Paradoxically it is only uncertainty that we can have any real confidence in. I believe that it is my responsibility to doubt my own beliefs, as an ethical person in the world. This is often time-consuming work, but the payoff is that I’m far less likely to act in a way that causes harm to others.

I believe that it is the act of claiming certainty that causes Muslims to burn Jewish girls with acid, JUST as it was the act of claiming certainty that caused Christians to burn witches, and that caused the Pope to threaten Galileo with the inquisition (an act which blocked the advance of science for at least a generation).

The desire for certainty is almost always tied up is some sort of idea that “my beliefs make me moral, and therefore my church/organization/tribe/nation has the right to impose its will on others through violence.” This is rarely explicitly stated, but it has played out again and again through history (Christian history included). In other words, certainty is a way of justifying political power.
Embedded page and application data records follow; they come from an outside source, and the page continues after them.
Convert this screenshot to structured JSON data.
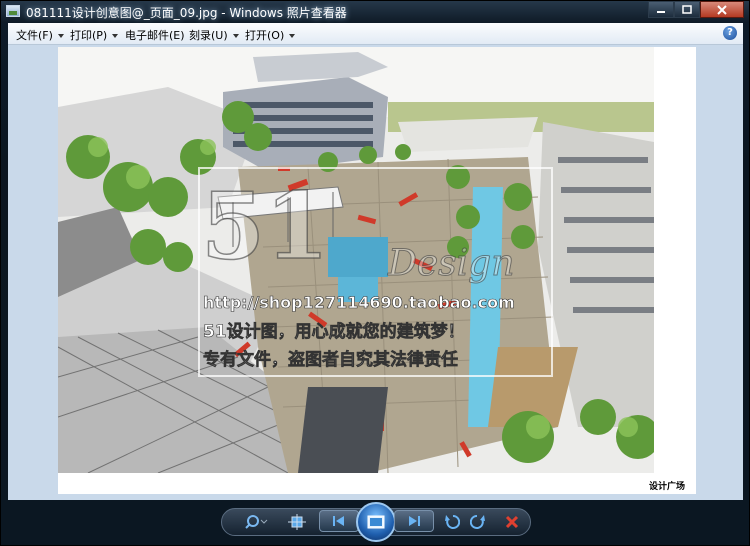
{
  "window": {
    "title": "081111设计创意图@_页面_09.jpg - Windows 照片查看器"
  },
  "menu": {
    "items": [
      {
        "label": "文件(F)"
      },
      {
        "label": "打印(P)"
      },
      {
        "label": "电子邮件(E)"
      },
      {
        "label": "刻录(U)"
      },
      {
        "label": "打开(O)"
      }
    ],
    "help_label": "?"
  },
  "image": {
    "watermark_big": "51",
    "watermark_design": "Design",
    "watermark_url": "http://shop127114690.taobao.com",
    "watermark_line1": "51设计图，用心成就您的建筑梦！",
    "watermark_line2": "专有文件，盗图者自究其法律责任",
    "caption": "设计广场"
  },
  "colors": {
    "accent": "#1f5fae",
    "close": "#b43a22",
    "delete": "#d83a2a"
  },
  "toolbar": {
    "icons": [
      "zoom-icon",
      "actual-size-icon",
      "previous-icon",
      "slideshow-icon",
      "next-icon",
      "rotate-counterclockwise-icon",
      "rotate-clockwise-icon",
      "delete-icon"
    ]
  }
}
Not divine power, POLITICAL power. The attackers in the acid throwing incident were enforcing the idea that Islam should have political supremacy in their society. They were saying through their actions that Muslims could walk the streets safely, but Jews could not. This was not a message to the girls, it was a message to the community. In the exact same way, the inquisition was used to terrorize the public and keep a system of political power in place for hundreds of years. Certainty is the state of mind adopted by those who wish to oppress the weak.

“How does freedom from punishment for evil acts make society better?”

It doesn’t. We NEED systems in place to punish harmful and dishonest behavior. But I believe we provide this for each-other. The Police force, private property, trial by jury, and dozens of other institutions (even simply politeness), are tools that we humans use to build a functional social order. Your idea of God is one of those social institutions. The idea of God is used to create a psychological deterrent for stepping out of line. So is the idea of hell.

But these are ideas. Whether or not they are true ideas is not something either of us can possibly know. But that’s the thing with ideas: They don’t have to be true in order to be effective.

I don’t think the idea of God or the idea of hell are true, but (as my ethics require me) I am uncertain about that.

Would love your thoughts, please comment.x